Tzolk’in is a harsh mistress. Not a game for generalists, this. Unlike other games with a feed-your-workers element I don’t feel the knot of frustration at having to throw away hard earned resources to not lose points. Instead I feel it at the sheer lack of time and ability to accomplish all that I want as time goes marching oh-so-thematically on. I’m fairly sure the best course of action is to pick a strategy and stick with it, be it climbing the temples, placing skulls or tailoring a strategy to a monument, one of the special buildings that cough out points depending on certain things achieved during the game.
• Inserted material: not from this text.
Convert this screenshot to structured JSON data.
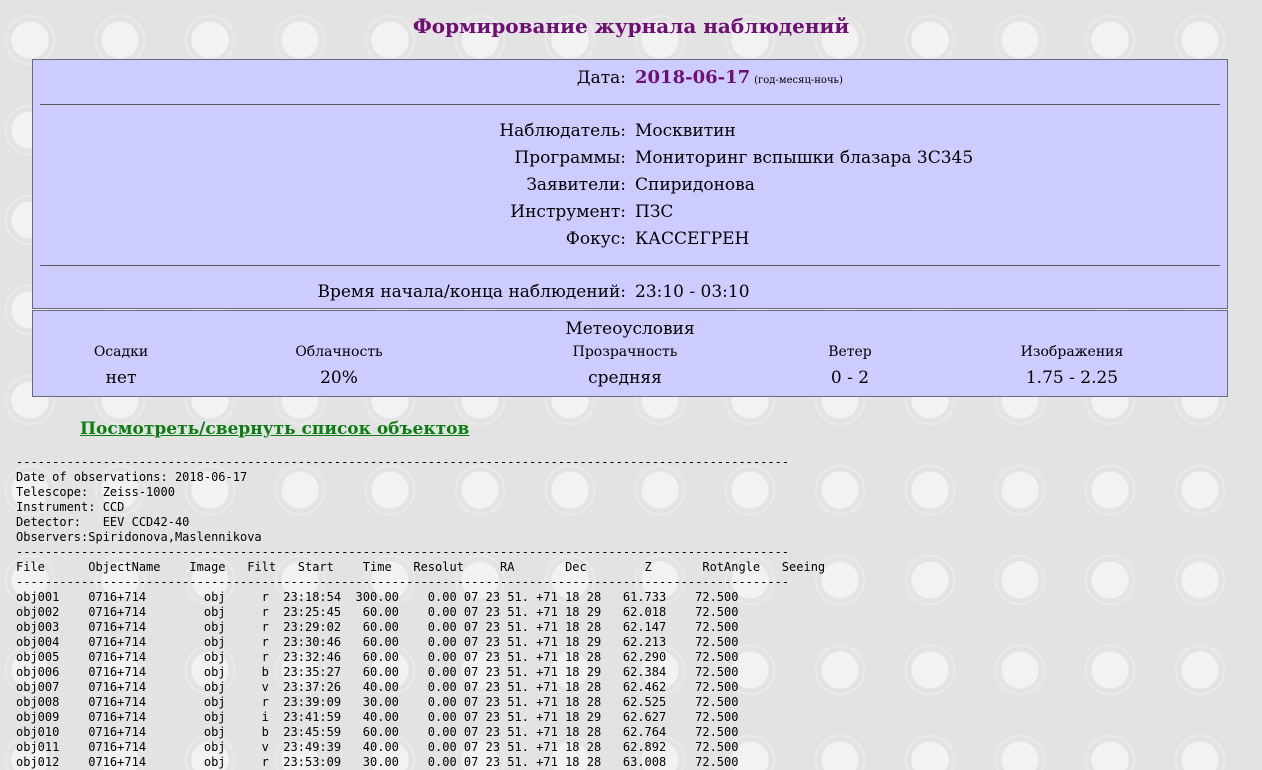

Even then however, without careful forethought turns will be used sub-optimally, valuable time will be wasted, and the gears only turn a finite number of times.
Tzolk’in is a temptress, sitting there with all her buildings laid out that I can’t use no matter how hard I try. Piles of resource cubes sit on the board, more than could possibly be acquired in the time the game allows. Oh, and a score track that goes up to a hundred. Ha!
I called the gears gimmicky earlier, but that’s not fair. The passage of time is portrayed so well in the game, right down to the countdown to feeding days on the central wheel. In a strange way it lends a very thematic feel to play. Not relating to Central American civilisations, but almost a meta-theme relating to change and inevitability that can be quite beguilingly immersive. For all this talk of immersion however, don’t go near this thing if you’re looking for adventure, or if you derive pleasure from, you know, achieving things. What you’ll get from this is the very cardboard embodiment of the old adage about the running shoes and the lion. You won’t outrun the inevitable progress of time, but as long as you’re slightly further ahead than everybody else, well, that’s all that matters.
Still, what keeps me coming back, and I will becoming back, is the nagging suspicion that this is all my fault. I’m missing something, I’m sure of it. I dream of insouciantly casting my pieces on to those wheels of fortune like a child casts grains of sand into the sea, knowing exactly when and where they should be deployed, smiling gnomically as crystal skulls pile up beside me and edifices spring into being like wildflowers after a rainstorm. I know Tzolk’in hates me, but I am stuck in a mutual spiral with this abusive partner, I’ll keep crawling back because it’s convinced me that I’m in the wrong, because it’s alluring and interesting and I think I can change it.
Because I love it Trisha.
Tzolk’in is available from: